When you think of the music from Jaws – “DUH-duh … DUH-duh … DUH-duh!” – you immedietly relate the simple notes with terror. NPR sought to find out just what gives us the hair raising response by asking UCLA evolutionary biologist Daniel Blumstein. In the latest issue of the journal Biology Letters he explains that it the answer lies in our animal instincts.
His research began following time spent in Colorado researching a community of yellow-bellied marmots. He noted that when baby marmots were caught they would let out a scream that created a nonlinear sound that grabbed the attention of their parents and created an emotional response in the researchers. So his team (film score composer Peter Kaye and communications professor Greg Bryant) set out to discover if there was a formula for fear that included nonlinear sounds.
The research study included two groups of original music, one of emotionally neutral scores and another that incorporated nonlinear elements. Subjects were asked to listen to the scores and rate them on emotional stimulation, and the results proved Blumstein’s prediction true. “The musical pieces containing nonlinear elements elicited the highest level of emotional stimulation, as well as the most negative feeling.” (NPR) It was also seen in another study that when paired with a visual stimulus, the emotions from the visual outweighed the auditory.

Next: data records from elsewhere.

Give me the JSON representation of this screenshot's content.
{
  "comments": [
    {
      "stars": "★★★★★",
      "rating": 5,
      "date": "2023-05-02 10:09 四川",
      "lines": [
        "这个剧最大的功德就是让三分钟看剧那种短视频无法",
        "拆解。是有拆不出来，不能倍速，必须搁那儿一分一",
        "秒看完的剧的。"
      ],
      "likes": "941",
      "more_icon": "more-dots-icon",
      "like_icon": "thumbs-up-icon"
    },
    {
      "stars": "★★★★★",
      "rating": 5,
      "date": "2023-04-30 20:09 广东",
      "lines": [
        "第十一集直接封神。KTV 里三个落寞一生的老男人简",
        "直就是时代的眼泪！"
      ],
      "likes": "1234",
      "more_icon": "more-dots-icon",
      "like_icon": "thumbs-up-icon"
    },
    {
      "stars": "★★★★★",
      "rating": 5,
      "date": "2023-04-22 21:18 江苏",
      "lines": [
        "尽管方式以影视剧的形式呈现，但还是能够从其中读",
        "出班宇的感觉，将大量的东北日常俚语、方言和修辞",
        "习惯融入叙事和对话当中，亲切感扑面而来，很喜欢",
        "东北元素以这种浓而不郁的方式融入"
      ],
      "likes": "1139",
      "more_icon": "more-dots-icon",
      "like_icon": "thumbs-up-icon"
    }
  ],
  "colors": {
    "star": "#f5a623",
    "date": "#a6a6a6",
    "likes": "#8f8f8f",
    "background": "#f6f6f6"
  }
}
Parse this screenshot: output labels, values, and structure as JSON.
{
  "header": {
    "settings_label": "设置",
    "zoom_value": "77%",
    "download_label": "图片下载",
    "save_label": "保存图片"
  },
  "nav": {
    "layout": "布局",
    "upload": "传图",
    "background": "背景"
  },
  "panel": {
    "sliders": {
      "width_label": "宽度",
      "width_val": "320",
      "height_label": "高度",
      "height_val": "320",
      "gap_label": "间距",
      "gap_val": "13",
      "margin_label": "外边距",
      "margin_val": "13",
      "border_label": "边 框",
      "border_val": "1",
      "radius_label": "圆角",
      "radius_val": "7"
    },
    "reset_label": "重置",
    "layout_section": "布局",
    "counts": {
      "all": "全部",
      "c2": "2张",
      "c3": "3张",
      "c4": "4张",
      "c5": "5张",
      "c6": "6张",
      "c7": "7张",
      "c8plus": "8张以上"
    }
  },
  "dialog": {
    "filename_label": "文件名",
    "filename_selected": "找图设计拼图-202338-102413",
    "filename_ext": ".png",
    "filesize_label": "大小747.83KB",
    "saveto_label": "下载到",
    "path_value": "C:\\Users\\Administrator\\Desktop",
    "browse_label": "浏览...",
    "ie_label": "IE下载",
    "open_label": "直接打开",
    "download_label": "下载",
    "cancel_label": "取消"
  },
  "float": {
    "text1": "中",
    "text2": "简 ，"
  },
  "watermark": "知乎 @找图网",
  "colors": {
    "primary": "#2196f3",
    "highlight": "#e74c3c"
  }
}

So the next time you’re watching a scary movie, pay attention to those nonlinear sounds…they are the culprit of your fear ridden emotions!